"And then there's this talk of orrganised crime, of the Godfathers, well I've never heard about it and I know what's going on. There is one old fell a who might organise a particular job he might mention to someone about a particular blag and then get guns from someone else, a car from another place, you know. But his cut from that would only be around £500."
He agrees to describe without names a particular job but in the end he never quite does. He appears to be puttting together bits and pieces of different jobs, presumably, so that he can't be identified.
"Well, a couple of weeks ago we deecided we was getting a bit low so we deecided we had to pull a stroke. We had a decent wage van set up but the security arrangements for collection of the money changed so we had to touch for a jug (rob a bank). You only do a jug when you're low, they're the most danngerous.
"So how do we prepare for the job? Well the four of us go off in different directions and then come back and deecide which jug looks the most likely. When you're picking out your jug you're looking for all sorts of things. You're looking at the counter to/ see if its low enough to scramble over, is there money on display, is it a small enough jug that you can get into the vault. You're watching for money being withhdrawn and if it's near a factory for workers in cashing their pay cheques.
"But your route (getaway) that's the most important thing. You've got to do your route and go over it again and again until you've got it right.
"Now on the job I'm thinking of, we were originally going to use a car. That would have been parked just down a side lane, a cui de sac just a couple of minutes from the bank. Then we'd have got up onto the roof of the car and over onto the wall and down the other side where the bikes would have been waiting. It's always important to have that kind of block in your getaway where a chasing car can't get any furrther.

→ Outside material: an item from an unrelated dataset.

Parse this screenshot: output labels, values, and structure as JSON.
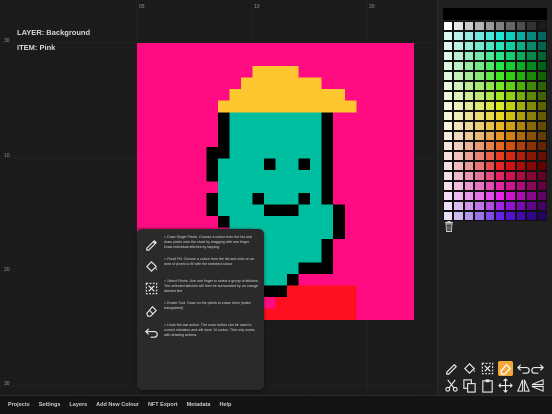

"One of the times I've used me gun was when we were on top of a wall and a squad car was behind us and I let fire into the radiator of the car to give the others a chance to get over the wall and then they covered me with pistols while I was getting over.
"But what ever happens on a stroke, you've got to stick to your route. That's absolutely basic. You also want to be looking for a flat or some kind of safe house a good while before you do a job, you can't stay hanging round in the streets. I've often rented a flat specially for the job.
"No, I wouldn't use a gun unless I had to because of the danger to citizennry. What I do quite often is let off a shot into the ceiling just to get everyyone's heads down.
He finds it difficult to give a figure on how much he earns, but eventually says he thinks he turns over around £10,000 a year. With that sort of money, what is he still doing in a corrportaion flat? He seems puzzled by the question.
"Well, why should I move? This is me home here. Now I'm not a businesssman. If I want a suite of furniture, or a car or something then I just go and buy it with cash. I've got about £5,000 stashed away right now though. But it soon goes. I'm a devil for the birds, me, and I love going down the country. And like I said the overheads on a job is very high, you're always putting your money back in. And then you might have to go bail for people."
So what sort of life does a bank robber lead? Again he has to think for a moment. "Well it's pretty ordinary I suppose. I get up fairly early in the morning. I'm not one of those idle bastards that spends all day in bed. Once you've been inside you've done enough hanging round without doing it when you're outside too.
"So I'm on the go most of the time, hustling round looking for a job. I might be in a pub and start chatting up a bloke who works in a bank and ask him innocent like, what's going on in the area, get him talking.
"Except when I'm down the country or doing something like that, in the evenings I'm generally down the pub having a few pints. Simple sort of life really .•